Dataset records
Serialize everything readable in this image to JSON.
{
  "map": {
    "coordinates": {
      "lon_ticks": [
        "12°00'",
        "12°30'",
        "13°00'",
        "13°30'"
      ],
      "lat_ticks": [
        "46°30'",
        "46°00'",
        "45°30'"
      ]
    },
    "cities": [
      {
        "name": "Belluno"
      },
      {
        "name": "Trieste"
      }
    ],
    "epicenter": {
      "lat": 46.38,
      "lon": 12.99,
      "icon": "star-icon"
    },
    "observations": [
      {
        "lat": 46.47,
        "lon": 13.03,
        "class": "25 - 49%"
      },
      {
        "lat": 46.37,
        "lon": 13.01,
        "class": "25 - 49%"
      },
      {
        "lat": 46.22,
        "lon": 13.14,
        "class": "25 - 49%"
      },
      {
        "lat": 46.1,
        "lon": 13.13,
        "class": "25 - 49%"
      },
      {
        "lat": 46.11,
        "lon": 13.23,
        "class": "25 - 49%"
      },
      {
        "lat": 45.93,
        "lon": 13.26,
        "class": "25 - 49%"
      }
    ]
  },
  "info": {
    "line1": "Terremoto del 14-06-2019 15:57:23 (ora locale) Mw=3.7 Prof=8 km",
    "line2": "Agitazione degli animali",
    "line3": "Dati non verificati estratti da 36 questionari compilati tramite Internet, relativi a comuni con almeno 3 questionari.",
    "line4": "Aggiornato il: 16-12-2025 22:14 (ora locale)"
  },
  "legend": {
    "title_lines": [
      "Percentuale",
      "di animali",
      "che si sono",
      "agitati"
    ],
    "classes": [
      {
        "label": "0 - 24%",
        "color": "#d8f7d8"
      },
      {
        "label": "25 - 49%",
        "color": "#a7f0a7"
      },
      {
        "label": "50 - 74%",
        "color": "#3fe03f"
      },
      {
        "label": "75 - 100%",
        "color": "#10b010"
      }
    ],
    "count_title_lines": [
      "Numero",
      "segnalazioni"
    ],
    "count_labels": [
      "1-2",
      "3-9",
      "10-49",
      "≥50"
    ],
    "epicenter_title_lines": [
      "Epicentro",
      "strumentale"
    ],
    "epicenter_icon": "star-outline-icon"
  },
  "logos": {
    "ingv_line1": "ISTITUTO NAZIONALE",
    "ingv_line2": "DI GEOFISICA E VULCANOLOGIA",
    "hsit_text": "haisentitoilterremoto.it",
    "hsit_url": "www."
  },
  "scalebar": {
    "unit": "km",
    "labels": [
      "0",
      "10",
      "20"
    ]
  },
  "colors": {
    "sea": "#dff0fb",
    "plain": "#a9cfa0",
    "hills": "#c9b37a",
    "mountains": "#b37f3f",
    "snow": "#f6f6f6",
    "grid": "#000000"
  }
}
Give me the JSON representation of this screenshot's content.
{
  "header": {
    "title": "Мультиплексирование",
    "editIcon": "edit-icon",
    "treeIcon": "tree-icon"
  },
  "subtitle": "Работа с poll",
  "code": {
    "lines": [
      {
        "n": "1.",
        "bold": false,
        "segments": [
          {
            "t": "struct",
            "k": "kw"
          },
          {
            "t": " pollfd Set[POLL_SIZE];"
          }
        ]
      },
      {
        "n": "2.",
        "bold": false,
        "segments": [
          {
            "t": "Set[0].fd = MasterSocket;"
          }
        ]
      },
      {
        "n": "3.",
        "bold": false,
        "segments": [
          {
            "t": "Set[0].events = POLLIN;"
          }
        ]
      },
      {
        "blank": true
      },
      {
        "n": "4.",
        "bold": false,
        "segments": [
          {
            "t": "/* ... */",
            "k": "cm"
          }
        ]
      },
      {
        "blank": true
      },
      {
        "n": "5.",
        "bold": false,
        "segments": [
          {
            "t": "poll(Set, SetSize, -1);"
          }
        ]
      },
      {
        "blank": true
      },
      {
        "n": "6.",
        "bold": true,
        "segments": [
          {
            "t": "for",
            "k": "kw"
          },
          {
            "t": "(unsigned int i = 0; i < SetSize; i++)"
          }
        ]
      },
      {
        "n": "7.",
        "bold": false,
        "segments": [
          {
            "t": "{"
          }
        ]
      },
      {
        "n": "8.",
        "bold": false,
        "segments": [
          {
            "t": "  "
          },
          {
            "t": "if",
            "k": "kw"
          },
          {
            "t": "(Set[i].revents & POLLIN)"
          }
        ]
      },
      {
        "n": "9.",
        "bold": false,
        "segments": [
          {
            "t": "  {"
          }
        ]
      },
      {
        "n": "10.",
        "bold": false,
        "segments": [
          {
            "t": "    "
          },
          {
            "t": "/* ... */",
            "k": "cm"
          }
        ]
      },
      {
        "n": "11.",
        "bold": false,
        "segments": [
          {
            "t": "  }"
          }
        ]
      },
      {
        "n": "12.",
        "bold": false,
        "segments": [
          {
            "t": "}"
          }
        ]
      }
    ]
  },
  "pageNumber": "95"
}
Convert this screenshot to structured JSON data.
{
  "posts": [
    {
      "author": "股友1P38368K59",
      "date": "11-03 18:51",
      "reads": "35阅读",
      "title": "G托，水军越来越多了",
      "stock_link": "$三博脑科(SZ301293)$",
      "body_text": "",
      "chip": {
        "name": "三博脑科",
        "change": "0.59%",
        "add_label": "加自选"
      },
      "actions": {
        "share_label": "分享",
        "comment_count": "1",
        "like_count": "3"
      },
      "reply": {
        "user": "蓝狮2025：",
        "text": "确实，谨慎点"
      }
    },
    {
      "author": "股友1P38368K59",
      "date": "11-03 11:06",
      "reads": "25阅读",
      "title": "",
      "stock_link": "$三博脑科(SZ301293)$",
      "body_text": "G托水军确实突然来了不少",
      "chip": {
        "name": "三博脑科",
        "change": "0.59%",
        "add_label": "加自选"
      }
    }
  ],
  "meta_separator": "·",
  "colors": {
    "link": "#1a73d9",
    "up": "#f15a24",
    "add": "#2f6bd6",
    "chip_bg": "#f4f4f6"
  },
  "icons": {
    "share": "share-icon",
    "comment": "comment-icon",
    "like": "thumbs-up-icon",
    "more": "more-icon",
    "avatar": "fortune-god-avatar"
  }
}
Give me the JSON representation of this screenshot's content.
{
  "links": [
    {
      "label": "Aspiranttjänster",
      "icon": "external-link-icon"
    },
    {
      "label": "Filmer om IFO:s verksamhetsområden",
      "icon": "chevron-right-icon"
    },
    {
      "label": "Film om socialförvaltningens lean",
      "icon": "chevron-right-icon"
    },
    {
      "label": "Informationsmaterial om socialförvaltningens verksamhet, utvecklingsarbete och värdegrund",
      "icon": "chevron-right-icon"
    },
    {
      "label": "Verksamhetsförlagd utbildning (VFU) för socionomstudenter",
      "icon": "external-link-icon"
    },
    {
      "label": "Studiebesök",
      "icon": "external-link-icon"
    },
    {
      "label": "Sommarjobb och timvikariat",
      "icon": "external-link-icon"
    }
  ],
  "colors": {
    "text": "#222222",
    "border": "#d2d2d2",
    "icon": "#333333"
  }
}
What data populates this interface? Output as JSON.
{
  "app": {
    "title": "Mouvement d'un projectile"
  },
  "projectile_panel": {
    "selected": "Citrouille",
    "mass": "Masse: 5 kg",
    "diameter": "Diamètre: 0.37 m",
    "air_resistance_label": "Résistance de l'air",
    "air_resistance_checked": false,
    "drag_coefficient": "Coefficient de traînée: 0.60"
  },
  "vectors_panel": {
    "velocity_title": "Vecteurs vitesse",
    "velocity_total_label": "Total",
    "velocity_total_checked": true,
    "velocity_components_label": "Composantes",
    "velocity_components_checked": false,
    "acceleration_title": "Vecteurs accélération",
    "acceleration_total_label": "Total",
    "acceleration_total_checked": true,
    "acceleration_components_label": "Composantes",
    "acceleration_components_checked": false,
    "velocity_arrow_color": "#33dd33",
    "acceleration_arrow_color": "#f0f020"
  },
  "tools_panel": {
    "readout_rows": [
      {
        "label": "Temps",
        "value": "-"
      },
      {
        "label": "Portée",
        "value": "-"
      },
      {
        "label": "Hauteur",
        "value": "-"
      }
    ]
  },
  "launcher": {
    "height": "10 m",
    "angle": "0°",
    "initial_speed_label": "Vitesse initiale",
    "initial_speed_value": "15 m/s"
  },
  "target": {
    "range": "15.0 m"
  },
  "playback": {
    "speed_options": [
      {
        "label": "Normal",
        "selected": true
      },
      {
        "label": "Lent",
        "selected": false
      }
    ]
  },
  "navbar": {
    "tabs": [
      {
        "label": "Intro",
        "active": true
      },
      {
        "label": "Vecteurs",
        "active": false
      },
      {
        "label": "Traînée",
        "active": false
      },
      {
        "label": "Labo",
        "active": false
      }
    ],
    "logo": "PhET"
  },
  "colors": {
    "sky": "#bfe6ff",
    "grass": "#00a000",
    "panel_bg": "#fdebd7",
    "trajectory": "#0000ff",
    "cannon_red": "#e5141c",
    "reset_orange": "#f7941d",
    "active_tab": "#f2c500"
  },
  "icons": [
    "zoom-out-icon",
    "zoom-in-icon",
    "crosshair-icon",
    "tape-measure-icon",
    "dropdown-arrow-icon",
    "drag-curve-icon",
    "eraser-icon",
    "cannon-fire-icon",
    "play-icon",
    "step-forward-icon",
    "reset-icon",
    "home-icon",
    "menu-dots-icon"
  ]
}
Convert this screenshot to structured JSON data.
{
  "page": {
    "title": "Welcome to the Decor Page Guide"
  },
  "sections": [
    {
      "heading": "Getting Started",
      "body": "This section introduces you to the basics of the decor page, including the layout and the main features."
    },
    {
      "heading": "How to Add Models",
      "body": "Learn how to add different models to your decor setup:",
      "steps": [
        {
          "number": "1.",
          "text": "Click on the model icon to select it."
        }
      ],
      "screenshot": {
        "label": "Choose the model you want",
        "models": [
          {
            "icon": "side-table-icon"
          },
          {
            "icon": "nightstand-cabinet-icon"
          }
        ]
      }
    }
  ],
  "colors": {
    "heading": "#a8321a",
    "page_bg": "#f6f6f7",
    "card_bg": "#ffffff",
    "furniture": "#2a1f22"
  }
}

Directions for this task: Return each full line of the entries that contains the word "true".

Problem solution:
        "blank": true
        "blank": true
        "blank": true
        "bold": true,
    "velocity_total_checked": true,
    "acceleration_total_checked": true,
        "selected": true
        "active": true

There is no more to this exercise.